Sweep the floor clean and open the windows! It’s a brand and grand new year! And in order to make it the absolute best, one of the most important activities that we can practice (besides good mid-winter cleaning) is forgiveness. Here’s why: The new year offers many opportunities for us to do better than we […]
Today’s the “day after” my iron infusion and I’m at a very low ebb. Achy, headachy, slow…and wouldn’t you know that, when I got back from the long day yesterday, I had numerous emails and voicemails awaiting me. Things to do, people to call back…Have I responded to them? Honestly, eventually, I will. But for now, I’m turning my very minimal energy to writing this in the hope that this example in my life might help others who, because of their own chronic illness or pain, might feel like they’re failing because health challenges stand in the way of being fully responsive and productive…or even a little responsive and productive.

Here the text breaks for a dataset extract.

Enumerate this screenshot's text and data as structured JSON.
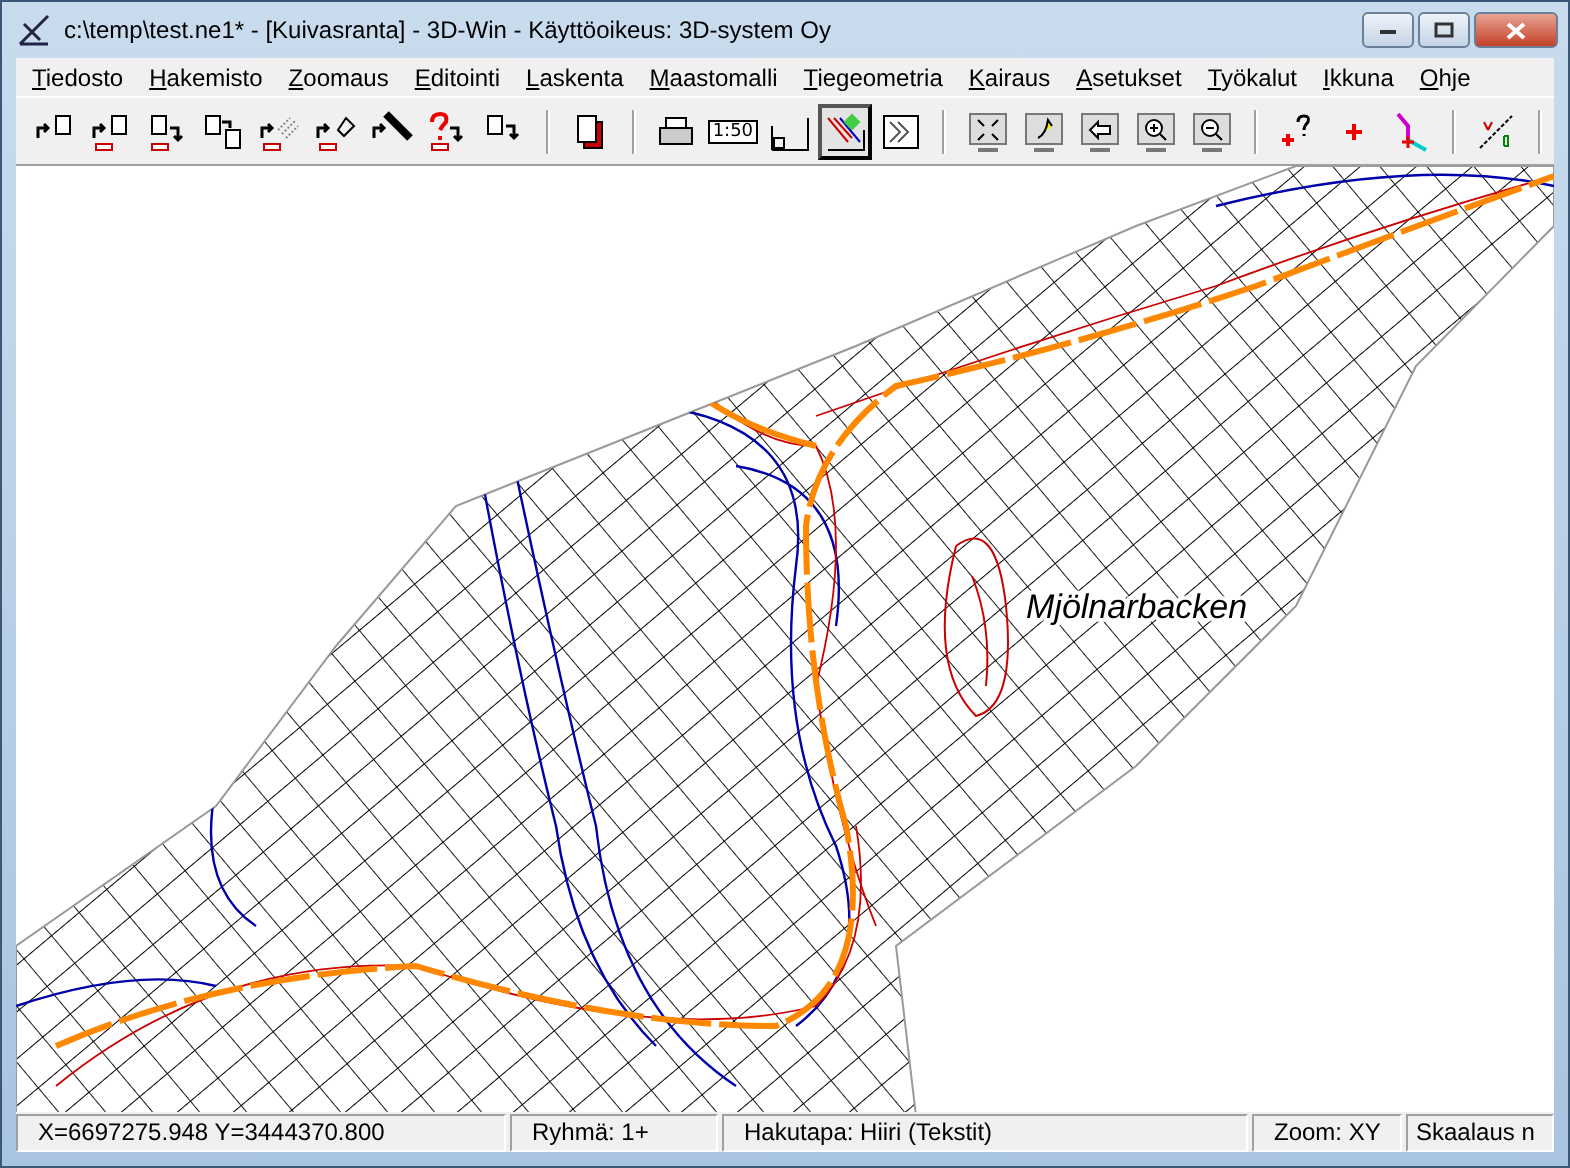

In my years of living with the flare ups of illness, I’ve had many experiences of being interrupted in mid-task, mid-day, or even mid-sentence. Sometimes, I’ve had to cancel activities completely. Sometimes, I’ve returned calls and emails days after receiving them. And, I used to feel like a complete failure.

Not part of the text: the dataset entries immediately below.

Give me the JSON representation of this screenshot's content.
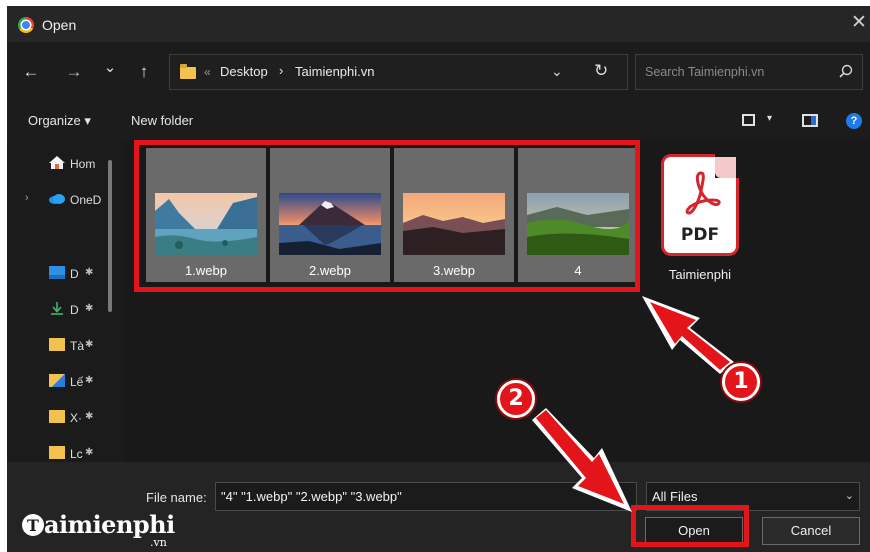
{
  "window": {
    "title": "Open",
    "close_glyph": "✕"
  },
  "nav": {
    "back_glyph": "←",
    "forward_glyph": "→",
    "recent_glyph": "⌄",
    "up_glyph": "↑",
    "address": {
      "overflow": "«",
      "segments": [
        "Desktop",
        "Taimienphi.vn"
      ],
      "separator": "›",
      "dropdown_glyph": "⌄",
      "refresh_glyph": "↻"
    },
    "search_placeholder": "Search Taimienphi.vn"
  },
  "toolbar": {
    "organize_label": "Organize ▾",
    "new_folder_label": "New folder",
    "view_dropdown_glyph": "▾",
    "help_glyph": "?"
  },
  "sidebar": {
    "items": [
      {
        "label": "Hom",
        "icon": "home-icon",
        "pinned": false
      },
      {
        "label": "OneD",
        "icon": "onedrive-icon",
        "pinned": false
      },
      {
        "label": "D",
        "icon": "desktop-icon",
        "pinned": true
      },
      {
        "label": "D",
        "icon": "download-icon",
        "pinned": true
      },
      {
        "label": "Tà",
        "icon": "folder-icon",
        "pinned": true
      },
      {
        "label": "Lế",
        "icon": "library-folder-icon",
        "pinned": true
      },
      {
        "label": "X·",
        "icon": "folder-icon",
        "pinned": true
      },
      {
        "label": "Lc",
        "icon": "folder-icon",
        "pinned": true
      }
    ],
    "pin_glyph": "✱",
    "expand_glyph": "›"
  },
  "files": [
    {
      "name": "1.webp",
      "thumb": "lake-mountains"
    },
    {
      "name": "2.webp",
      "thumb": "volcano-reflection"
    },
    {
      "name": "3.webp",
      "thumb": "sunset-mountains"
    },
    {
      "name": "4",
      "thumb": "green-hills"
    },
    {
      "name": "Taimienphi",
      "type": "pdf",
      "icon_text": "PDF"
    }
  ],
  "bottom": {
    "file_name_label": "File name:",
    "file_name_value": "\"4\" \"1.webp\" \"2.webp\" \"3.webp\"",
    "file_type_value": "All Files",
    "file_type_chevron": "⌄",
    "open_label": "Open",
    "cancel_label": "Cancel"
  },
  "annotations": {
    "badge1": "1",
    "badge2": "2",
    "accent": "#e3141a"
  },
  "watermark": {
    "text": "aimienphi",
    "suffix": ".vn"
  }
}
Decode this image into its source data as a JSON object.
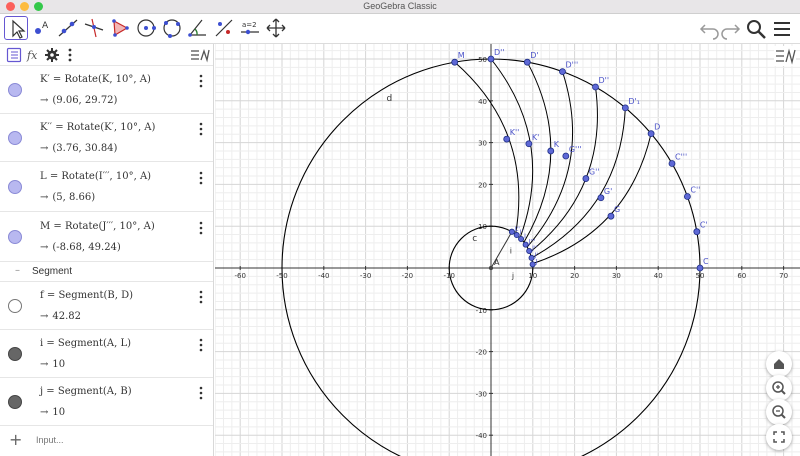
{
  "window": {
    "title": "GeoGebra Classic"
  },
  "toolbar": {
    "tools": [
      "move-tool",
      "point-tool",
      "line-tool",
      "perpendicular-line-tool",
      "polygon-tool",
      "circle-tool",
      "conic-tool",
      "angle-tool",
      "reflect-tool",
      "slider-tool",
      "move-graphics-view-tool"
    ],
    "slider_tool_label": "a=2",
    "right": [
      "undo-icon",
      "redo-icon",
      "search-icon",
      "menu-icon"
    ]
  },
  "algebra": {
    "header": [
      "algebra-view-toggle",
      "fx-input-bar",
      "settings-icon",
      "more-vertical-icon",
      "graphics-style-icon"
    ],
    "entries": [
      {
        "name": "K'",
        "definition": "K′ = Rotate(K, 10°, A)",
        "value": "(9.06, 29.72)",
        "marker": "fill-blue"
      },
      {
        "name": "K''",
        "definition": "K′′ = Rotate(K′, 10°, A)",
        "value": "(3.76, 30.84)",
        "marker": "fill-blue"
      },
      {
        "name": "L",
        "definition": "L = Rotate(I′′′, 10°, A)",
        "value": "(5, 8.66)",
        "marker": "fill-blue"
      },
      {
        "name": "M",
        "definition": "M = Rotate(J′′′, 10°, A)",
        "value": "(-8.68, 49.24)",
        "marker": "fill-blue"
      }
    ],
    "group_label": "Segment",
    "group_toggle": "–",
    "segments": [
      {
        "name": "f",
        "definition": "f = Segment(B, D)",
        "value": "42.82",
        "marker": "empty"
      },
      {
        "name": "i",
        "definition": "i = Segment(A, L)",
        "value": "10",
        "marker": "fill-dark"
      },
      {
        "name": "j",
        "definition": "j = Segment(A, B)",
        "value": "10",
        "marker": "fill-dark"
      }
    ],
    "input_placeholder": "Input...",
    "arrow": "→"
  },
  "graphics": {
    "x_ticks": [
      -60,
      -50,
      -40,
      -30,
      -20,
      -10,
      10,
      20,
      30,
      40,
      50,
      60,
      70
    ],
    "y_ticks": [
      50,
      40,
      30,
      20,
      10,
      -10,
      -20,
      -30,
      -40
    ],
    "origin_label": "A",
    "big_circle": {
      "center": [
        0,
        0
      ],
      "radius": 50,
      "label": "d"
    },
    "small_circle": {
      "center": [
        0,
        0
      ],
      "radius": 10,
      "label": "c"
    },
    "segment_labels": [
      "i",
      "j"
    ],
    "outer_points": [
      {
        "label": "C",
        "angle": 0
      },
      {
        "label": "C'",
        "angle": 10
      },
      {
        "label": "C''",
        "angle": 20
      },
      {
        "label": "C'''",
        "angle": 30
      },
      {
        "label": "D",
        "angle": 40
      },
      {
        "label": "D'₁",
        "angle": 50
      },
      {
        "label": "D''",
        "angle": 60
      },
      {
        "label": "D'''",
        "angle": 70
      },
      {
        "label": "D'",
        "angle": 80
      },
      {
        "label": "D''",
        "angle": 90
      },
      {
        "label": "M",
        "angle": 100
      }
    ],
    "mid_points": [
      {
        "label": "G",
        "x": 28.7,
        "y": 12.4
      },
      {
        "label": "G'",
        "x": 26.3,
        "y": 16.8
      },
      {
        "label": "G''",
        "x": 22.7,
        "y": 21.4
      },
      {
        "label": "G'''",
        "x": 17.9,
        "y": 26.8
      },
      {
        "label": "K",
        "x": 14.3,
        "y": 28.0
      },
      {
        "label": "K'",
        "x": 9.06,
        "y": 29.72
      },
      {
        "label": "K''",
        "x": 3.76,
        "y": 30.84
      }
    ],
    "inner_points": [
      {
        "label": "J",
        "angle": 5
      },
      {
        "label": "J'",
        "angle": 14
      },
      {
        "label": "J''",
        "angle": 24
      },
      {
        "label": "J'''",
        "angle": 34
      },
      {
        "label": "I",
        "angle": 44
      },
      {
        "label": "I'",
        "angle": 52
      },
      {
        "label": "I''",
        "angle": 60
      },
      {
        "label": "L",
        "angle": 60
      }
    ],
    "colors": {
      "point_fill": "#5e68d6",
      "point_stroke": "#1f2f86",
      "label": "#4a52c8",
      "curve": "#000000",
      "grid_minor": "#eeeeee",
      "grid_major": "#d6d6d6"
    }
  },
  "nav": [
    "home-icon",
    "zoom-in-icon",
    "zoom-out-icon",
    "fullscreen-icon"
  ]
}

Now, however, I understand that these interruptions are not failures, but all a part of life with a serious illness and pain. And, I’ve learned to explain this to others, especially the need to rest and prioritize so that the little, precious energy that I have on a given day will be put to its best use. The limitations placed upon me by illness are not easy to live with, but they just are. But stressing because I feel bad about feeling bad is, well, just heaping pain upon pain, which is something I choose not to do.

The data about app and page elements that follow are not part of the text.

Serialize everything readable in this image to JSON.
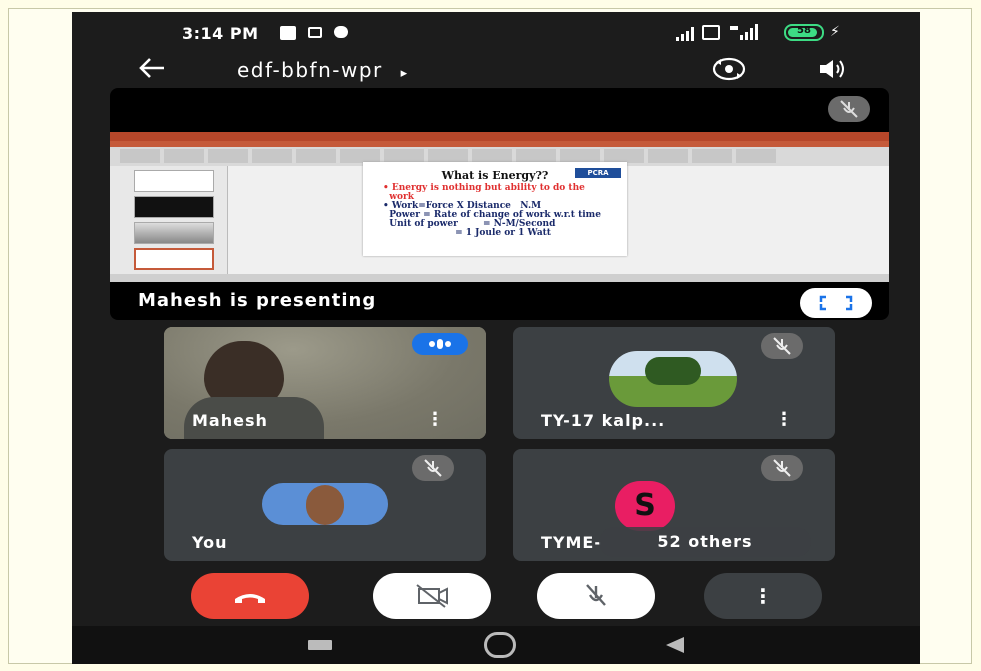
{
  "status_bar": {
    "time": "3:14 PM",
    "battery": "58"
  },
  "top_bar": {
    "meeting_code": "edf-bbfn-wpr",
    "title_chevron": "▸"
  },
  "presentation": {
    "presenter_label": "Mahesh is presenting",
    "slide": {
      "title": "What is Energy??",
      "logo": "PCRA",
      "lines": [
        {
          "text": "• Energy is nothing but ability to do the",
          "color": "#e03030"
        },
        {
          "text": "  work",
          "color": "#e03030"
        },
        {
          "text": "• Work=Force X Distance   N.M",
          "color": "#1a2a6a"
        },
        {
          "text": "  Power = Rate of change of work w.r.t time",
          "color": "#1a2a6a"
        },
        {
          "text": "  Unit of power        = N-M/Second",
          "color": "#1a2a6a"
        },
        {
          "text": "                       = 1 Joule or 1 Watt",
          "color": "#1a2a6a"
        }
      ]
    }
  },
  "participants": [
    {
      "name": "Mahesh",
      "speaking": true
    },
    {
      "name": "TY-17 kalp...",
      "muted": true
    },
    {
      "name": "You",
      "muted": true
    },
    {
      "name": "TYME-",
      "avatar_letter": "S",
      "others_label": "52 others",
      "muted": true
    }
  ],
  "colors": {
    "end_call": "#ea4335",
    "speaking": "#1a73e8",
    "avatar_s": "#e91e63"
  }
}
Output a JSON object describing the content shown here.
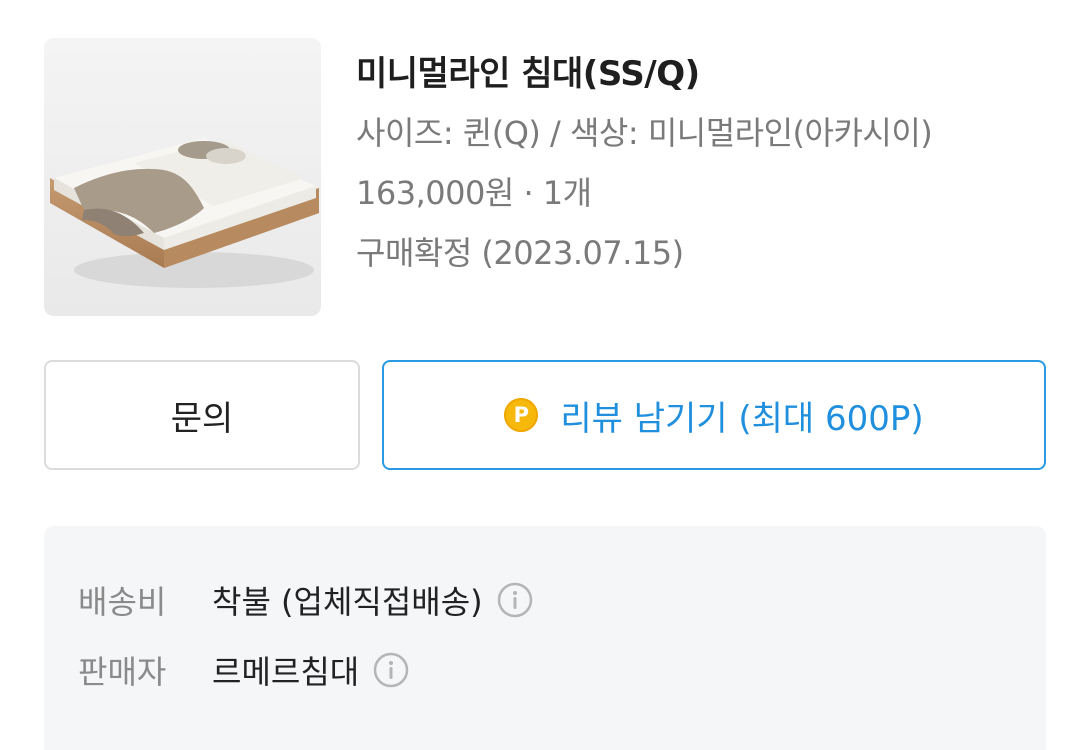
{
  "product": {
    "image_alt": "bed-photo",
    "title": "미니멀라인 침대(SS/Q)",
    "options": "사이즈: 퀸(Q) / 색상: 미니멀라인(아카시이)",
    "price_qty": "163,000원 · 1개",
    "status": "구매확정 (2023.07.15)"
  },
  "actions": {
    "inquiry_label": "문의",
    "review_icon_letter": "P",
    "review_label": "리뷰 남기기 (최대 600P)"
  },
  "delivery_info": {
    "shipping_label": "배송비",
    "shipping_value": "착불 (업체직접배송)",
    "seller_label": "판매자",
    "seller_value": "르메르침대"
  },
  "colors": {
    "accent": "#1f8fde",
    "coin": "#f7b80c",
    "panel_bg": "#f4f6f8"
  },
  "icons": [
    "info-icon",
    "point-coin-icon"
  ]
}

Yes, today’s a slow day. A rest day. And a day God gives. Come to think of it, He rested, too, didn’t He, on the seventh day? (Genesis 2:1-2) Wise, indeed!
Blessings for the day,